*EXERCISE DESCRIPTION*:
Nothing in the entries may change when you repeat them, and no images may appear.

[Data records]
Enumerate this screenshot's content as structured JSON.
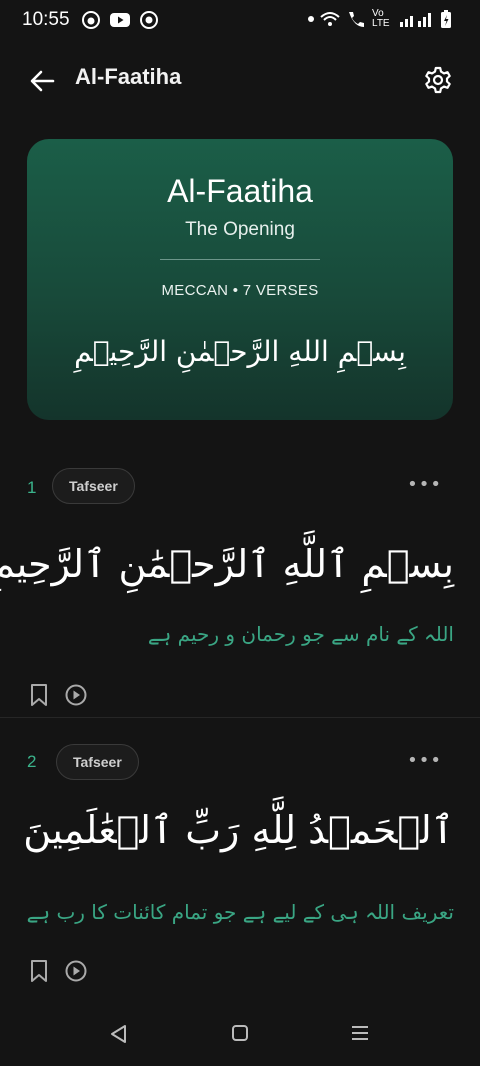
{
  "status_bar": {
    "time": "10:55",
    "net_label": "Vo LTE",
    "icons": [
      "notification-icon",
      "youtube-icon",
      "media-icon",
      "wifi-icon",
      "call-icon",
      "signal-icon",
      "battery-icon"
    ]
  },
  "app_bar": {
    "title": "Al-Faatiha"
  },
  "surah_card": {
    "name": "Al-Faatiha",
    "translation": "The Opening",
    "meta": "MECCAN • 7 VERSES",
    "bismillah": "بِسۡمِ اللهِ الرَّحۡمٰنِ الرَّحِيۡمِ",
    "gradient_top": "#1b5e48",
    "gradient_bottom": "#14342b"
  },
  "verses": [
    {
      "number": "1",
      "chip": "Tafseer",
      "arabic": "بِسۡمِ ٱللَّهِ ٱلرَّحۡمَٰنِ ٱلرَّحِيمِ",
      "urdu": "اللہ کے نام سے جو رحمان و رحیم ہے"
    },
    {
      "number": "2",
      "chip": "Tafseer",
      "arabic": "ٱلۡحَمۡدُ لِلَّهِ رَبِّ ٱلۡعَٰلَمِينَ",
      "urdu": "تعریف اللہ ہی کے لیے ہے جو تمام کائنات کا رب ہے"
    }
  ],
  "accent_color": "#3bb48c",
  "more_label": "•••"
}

*FINISHED TASK*:
Enumerate this screenshot's content as structured JSON.
{
  "status_bar": {
    "time": "10:55",
    "net_label": "Vo LTE",
    "icons": [
      "notification-icon",
      "youtube-icon",
      "media-icon",
      "wifi-icon",
      "call-icon",
      "signal-icon",
      "battery-icon"
    ]
  },
  "app_bar": {
    "title": "Al-Faatiha"
  },
  "surah_card": {
    "name": "Al-Faatiha",
    "translation": "The Opening",
    "meta": "MECCAN • 7 VERSES",
    "bismillah": "بِسۡمِ اللهِ الرَّحۡمٰنِ الرَّحِيۡمِ",
    "gradient_top": "#1b5e48",
    "gradient_bottom": "#14342b"
  },
  "verses": [
    {
      "number": "1",
      "chip": "Tafseer",
      "arabic": "بِسۡمِ ٱللَّهِ ٱلرَّحۡمَٰنِ ٱلرَّحِيمِ",
      "urdu": "اللہ کے نام سے جو رحمان و رحیم ہے"
    },
    {
      "number": "2",
      "chip": "Tafseer",
      "arabic": "ٱلۡحَمۡدُ لِلَّهِ رَبِّ ٱلۡعَٰلَمِينَ",
      "urdu": "تعریف اللہ ہی کے لیے ہے جو تمام کائنات کا رب ہے"
    }
  ],
  "accent_color": "#3bb48c",
  "more_label": "•••"
}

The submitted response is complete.